How to Sell Your Home During the Winter

By Teresa Mears December 2, 2014 3:03 PM

When we say ’tis the season, we’re usually not referring to the season to sell your home. That’s because in regions with seasons, the best time to sell a home is typically the spring and summer.

But even in areas where snow covers the ground for months, it is possible to sell your house in winter, and often for a price as good as you’d get in summer. It just takes a winter strategy to match the winter conditions.

“More often than not, homes in the winter will sell for more money,” says Paul Stone, a Redfin real estate agent in Denver. “There’s less inventory to choose from.” He advises winter sellers to be flexible because it’s hard to predict how long a given home will take to sell and the number of showings could depend on the weather.

Redfin analyzed two years of sales, from 2011 to 2013, in a handful of large cities and found that homes listed in winter sold a week faster and closer to the asking price than those listed in other seasons. The analysis, which included traditionally cold cities like Chicago and Boston, showed homes were also more likely to sell within six months of appearing on the market.

In recent years, when inventory has been low, the winter market has been especially strong, says Nan Shanahan, broker and owner of Better Homes and Gardens Real Estate The Shanahan Group in Boston. Homes offered for sale in winter have sold quickly, sometimes above asking price and with multiple offers, she says, because there was so much pent-up demand.

“The people whose homes are on the market [in winter] are usually serious about selling,” she says. And many buyers are serious as well. New Year’s resolutions may include the resolution to buy a home, which brings out buyers at the first of the year, especially if there isn’t much snow. January is also a time for corporate relocations. Buyers without school-age children have no reason to wait until summer to look for a home.

“We start getting calls in January,” Shanahan says. She suggests to clients who want to sell not to wait until spring to list. “I always encourage people to put their homes on sooner rather than later.”

Staging a home for sale is as important in winter as it is in summer, but the tactics are slightly different, since flower beds are absent from the picture but chilly weather is not.

“We have to change gears,” Shanahan says. “It’s a little different when we have snow.”

Here are 13 tips to sell your home in winter:

Shovel snow off the driveway and walk. If you can’t keep up with the shoveling on your own, hire a service. And make sure there are no patches of ice. It’s important that prospective buyers can get to your home safely.

Create a cozy feeling. When people step in out of the cold, grab them with the warmth of your home. Apple cider on the stove, fresh-baked cookies, soft music and a fire all contribute to an inviting atmosphere.

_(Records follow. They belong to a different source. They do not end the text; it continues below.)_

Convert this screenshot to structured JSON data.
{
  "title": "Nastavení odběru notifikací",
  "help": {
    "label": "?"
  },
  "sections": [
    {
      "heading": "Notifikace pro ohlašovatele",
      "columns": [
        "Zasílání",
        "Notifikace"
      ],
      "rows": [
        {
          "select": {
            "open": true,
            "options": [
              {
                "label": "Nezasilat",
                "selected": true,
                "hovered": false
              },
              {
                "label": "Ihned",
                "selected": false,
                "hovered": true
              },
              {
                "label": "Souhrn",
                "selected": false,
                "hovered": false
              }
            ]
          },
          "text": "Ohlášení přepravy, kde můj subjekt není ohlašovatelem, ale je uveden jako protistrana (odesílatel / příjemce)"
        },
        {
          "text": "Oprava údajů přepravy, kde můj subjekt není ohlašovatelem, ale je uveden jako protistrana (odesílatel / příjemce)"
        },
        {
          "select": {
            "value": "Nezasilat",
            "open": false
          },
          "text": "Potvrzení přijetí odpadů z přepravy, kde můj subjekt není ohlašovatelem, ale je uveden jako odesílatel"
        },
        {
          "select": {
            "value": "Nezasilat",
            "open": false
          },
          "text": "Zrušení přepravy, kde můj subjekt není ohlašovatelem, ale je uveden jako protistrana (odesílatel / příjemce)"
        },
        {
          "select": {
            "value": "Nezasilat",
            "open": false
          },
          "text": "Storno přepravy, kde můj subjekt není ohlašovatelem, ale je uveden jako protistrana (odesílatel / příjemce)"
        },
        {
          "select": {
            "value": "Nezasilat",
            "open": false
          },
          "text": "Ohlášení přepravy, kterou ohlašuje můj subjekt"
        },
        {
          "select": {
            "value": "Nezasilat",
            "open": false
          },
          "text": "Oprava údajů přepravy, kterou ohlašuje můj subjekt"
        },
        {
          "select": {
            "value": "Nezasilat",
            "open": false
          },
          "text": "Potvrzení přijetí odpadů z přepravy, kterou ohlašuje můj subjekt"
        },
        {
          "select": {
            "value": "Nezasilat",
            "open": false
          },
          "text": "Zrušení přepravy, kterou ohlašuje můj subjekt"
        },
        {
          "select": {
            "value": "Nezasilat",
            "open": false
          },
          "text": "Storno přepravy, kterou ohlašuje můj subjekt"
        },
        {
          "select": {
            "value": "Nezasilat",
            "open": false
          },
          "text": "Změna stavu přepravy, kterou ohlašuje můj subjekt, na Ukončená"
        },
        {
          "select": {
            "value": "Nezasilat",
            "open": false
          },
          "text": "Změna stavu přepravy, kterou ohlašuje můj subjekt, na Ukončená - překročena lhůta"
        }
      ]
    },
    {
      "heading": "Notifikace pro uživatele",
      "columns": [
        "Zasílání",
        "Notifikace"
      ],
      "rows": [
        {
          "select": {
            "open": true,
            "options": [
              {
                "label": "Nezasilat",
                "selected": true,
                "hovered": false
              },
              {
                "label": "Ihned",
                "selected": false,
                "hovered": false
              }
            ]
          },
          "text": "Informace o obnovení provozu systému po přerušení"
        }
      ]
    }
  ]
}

Use tasteful holiday d├ęcor. If your home looks like a Christmas card, it will help convey the warm feeling of a Hallmark commercial. “The houses that are all dressed up for Christmas … they show beautifully,” Shanahan says.

Clean gutters, and make sure there are no places ice dams can develop. You want to demonstrate to a prospective buyer that you are meticulous about maintenance and that spring won’t uncover surprise issues that require repairs.

Bring in the light. During the day, that means opening curtains and turning on lights inside. In the evening, you may need to turn on all the lights — inside and outside — to give your home a welcoming feel.

Get trees and shrubs trimmed. While the winter landscape is not as inviting as the summer landscape, you want to keep your yard and the flower beds, trees and shrubs that surround it clean-looking.

Put evergreen plants in pots around the door. A touch of green goes a long way on a gloomy day. Ask your local nursery which plants would do best in your winter climate.

Paint the front and garage doors. A layer of paint on doors and trim, if needed, can make the house look clean and neat. Even in winter, curb appeal matters.

Make sure the path to the lockbox is clear. If you are using a lockbox for real estate agents to enter your home, make sure they can get to it without tromping through the snow.

Take pictures on a nice day. Most buyers start their home search on the Internet, which makes the photos a key tool for selling your home. Be prepared to wait for better weather to get better photos. “A beautiful, sunny day with nice, clean snow makes it attractive,” Shanahan says.

Price your home right. If you overprice your home, agents and buyers are likely to assume you’re not serious or unrealistic and won’t even bother to look at it. Yes, you can always lower the price later, but the longer the home stays on the market, the more people are going to think something is wrong with it.

Offer information about systems that can’t be inspected. If the roof is covered by snow, an inspector may not be able to get a good look at it. Offer prospective buyers information about when the roof was installed and any previous inspections. Offer to put money in escrow for repairs that can’t be completed in winter.

Be prepared for weather delays. Snowstorms can delay inspections or even the transmission of documents if the people involved can’t get to work. But, Shanahan, says, the rise of electronic transactions has cut down the amount of driving required to close a deal.